This puzzle looks great when you first see it, but ultimately it’s more of a tease than a proper math puzzle. In fact, I find it downright frustrating.
Why? If you’ve seen it on Facebook, a news article, or elsewhere on social media, you’ll have seen people arguing about whether the fact that the final blue flower has 4 petals, rather than the 5 on other blue flowers, makes any difference to the result.
My take on this: the question is ambiguous, and the correct answer isn’t what it appears at first.
You’ll need to watch the video above to hear my full response. Keep watching until the end of the video, where I offer an alternative math puzzle, one that has an actual, bona fide correct answer.
Think you have an answer to the flower puzzle? Do you have the answer to my square puzzle? Leave a comment below.
Why do western nations like the US, Australian and the UK struggle to compete on the international stage when it comes to school mathematics?
A couple of days ago, the Programme for International Student Achievement (PISA) results from OECD countries were released. I encourage you to go over and have a look.
If you’d rather read someone else’s summary of what is shown in the results, try one of these articles. It’s fascinating to see the different interpretations put on the results in just these few media outlets:
Rain gauges measure rainfall by collecting a small sample and measuring how deep the water is. The trouble is, we are interested in very small units – in the metric system, rainfall is measured in millimetres/millimeters.
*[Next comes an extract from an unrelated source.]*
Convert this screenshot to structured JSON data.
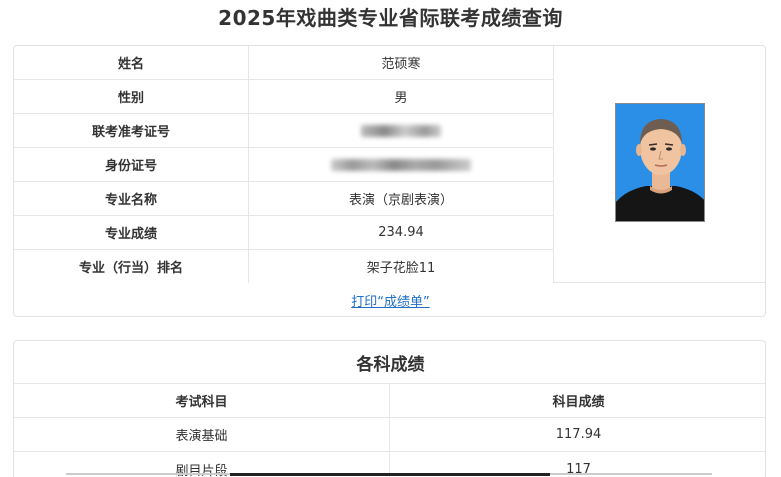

How can you accurately measure such small amounts?
How can we use everyday examples to teach measurement?
Watch the video: I explain how a rain gauge amplifies the depth of water collected to make it easier to measure.
Do you know of young children who are apprehensive about the new grade they will face after the summer break?
Check out how some Minnesota teachers have used a custom website Almost a Third Grader to address this issue.The results are, I think, quite brilliant. No wonder the project has been picked up by local media and even the National Council of Teachers of Mathematics’ daily SmartBrief.
Some features I really like:
A new theme/topic every couple of days over the summer
Free access without having to sign in
Engaging teaching videos made by teachers
Web links to other sites
“Poll of the day”
With all the free tools available today, I doubt the teachers behind this project had to pay more than a few dollars for this entire site. The only real cost was their time, and the payoffs should be great, not just this summer but for years to come.
What could you do to help your students using free web tools like this?